But conservatives are unwilling to admit that DeSantis’ shoes are both cowboy boots and high-heeled boots. Why? Because to do so would concede the blurred boundaries of gender presentation within this genre of footwear. For people invested in the militant regulation of gender norms, heels are a fraught territory. If a 2-inch heel is attached to a cowboy boot, it’s Big Mac, Super Bowl, troops. If it’s attached to any other kind of boot, it’s green juice, chick lit, drag queen. DeSantis would rather sign the Green New Deal in the front row of a Dixie Chicks concert than admit that the blocky thing on the bottom of his shoe is a “heel,” and he’ll hyperventilate into his bag of decommissioned MAGA hats if you try to convince him otherwise.
Two presidential cycles ago, another conservative Floridian, Sen. Marco Rubio, stepped onto the wrong side of this divide. While campaigning for the Republican presidential nomination in January 2016, the senator, whom the Washington Post’s “well-informed Florida sources” peg at 5’8”, wore a pair of shiny heeled boots on a visit to New Hampshire. His GOP primary competitors ridiculed the femininity of the look and all had a good laugh at his expense.
Rubio’s heels were no higher than a cowboy boot’s, and they even had a similarly slanted heel. (His were technically Cuban heels, but to the untrained eye, they’re cowboy heels.) But because they lacked the stitching and shape of cowboy boots, they were cupcakes, Kesha, body glitter. Got it?

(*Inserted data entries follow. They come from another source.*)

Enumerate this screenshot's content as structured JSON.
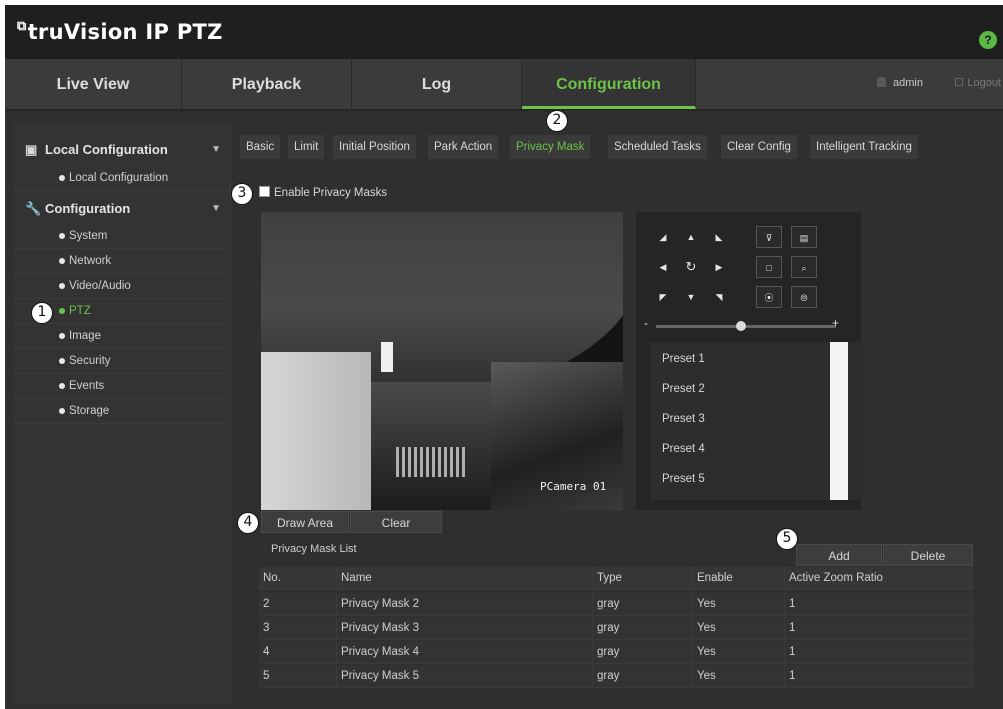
{
  "app": {
    "title": "truVision IP PTZ",
    "logo_mark": "⧉",
    "help_icon": "question-circle-icon",
    "accent_color": "#6cc24a"
  },
  "nav": {
    "tabs": [
      {
        "label": "Live View"
      },
      {
        "label": "Playback"
      },
      {
        "label": "Log"
      },
      {
        "label": "Configuration",
        "active": true
      }
    ],
    "user": "admin",
    "logout": "Logout"
  },
  "sidebar": {
    "groups": [
      {
        "label": "Local Configuration",
        "icon": "local-config-icon",
        "items": [
          {
            "label": "Local Configuration"
          }
        ]
      },
      {
        "label": "Configuration",
        "icon": "wrench-icon",
        "items": [
          {
            "label": "System"
          },
          {
            "label": "Network"
          },
          {
            "label": "Video/Audio"
          },
          {
            "label": "PTZ",
            "active": true
          },
          {
            "label": "Image"
          },
          {
            "label": "Security"
          },
          {
            "label": "Events"
          },
          {
            "label": "Storage"
          }
        ]
      }
    ]
  },
  "callouts": [
    "1",
    "2",
    "3",
    "4",
    "5"
  ],
  "subtabs": [
    {
      "label": "Basic"
    },
    {
      "label": "Limit"
    },
    {
      "label": "Initial Position"
    },
    {
      "label": "Park Action"
    },
    {
      "label": "Privacy Mask",
      "active": true
    },
    {
      "label": "Scheduled Tasks"
    },
    {
      "label": "Clear Config"
    },
    {
      "label": "Intelligent Tracking"
    }
  ],
  "privacy": {
    "enable_label": "Enable Privacy Masks",
    "enabled": false,
    "camera_label": "PCamera 01",
    "draw_area": "Draw Area",
    "clear": "Clear",
    "list_title": "Privacy Mask List",
    "add": "Add",
    "delete": "Delete"
  },
  "ptz": {
    "zoom_minus": "-",
    "zoom_plus": "+",
    "zoom_level": 0.47,
    "presets": [
      "Preset 1",
      "Preset 2",
      "Preset 3",
      "Preset 4",
      "Preset 5"
    ]
  },
  "table": {
    "columns": [
      "No.",
      "Name",
      "Type",
      "Enable",
      "Active Zoom Ratio"
    ],
    "rows": [
      [
        "2",
        "Privacy Mask 2",
        "gray",
        "Yes",
        "1"
      ],
      [
        "3",
        "Privacy Mask 3",
        "gray",
        "Yes",
        "1"
      ],
      [
        "4",
        "Privacy Mask 4",
        "gray",
        "Yes",
        "1"
      ],
      [
        "5",
        "Privacy Mask 5",
        "gray",
        "Yes",
        "1"
      ]
    ]
  }
}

DeSantis and his supporters are determined to inoculate him from such associations. To admit that he cares enough about his appearance to deliberately alter it would reveal a side of him that is insecure, and thus vulnerable. There are not many socially acceptable ways for men devoted to classic American machismo to enhance their appearance (think: makeup) without compromising on their gender expression. The cowboy boot is one of them, nestled in the slender Venn diagram center of masculinizing footwear and height-augmenting footwear.
But the recent focus among DeSantis critics on his heeled footwear may do more to boost his image than to make him look desperate and vain. The more people talk about DeSantis’ cowboy boots, the less likely a Google search for “DeSantis boots” will turn up that photo of him wearing white, knee-high rubber boots in the aftermath of Hurricane Ian—one of the least flattering images of a politician in recent history. In contemporary politics, it’s not just the shoes that make the man. It’s the SEO.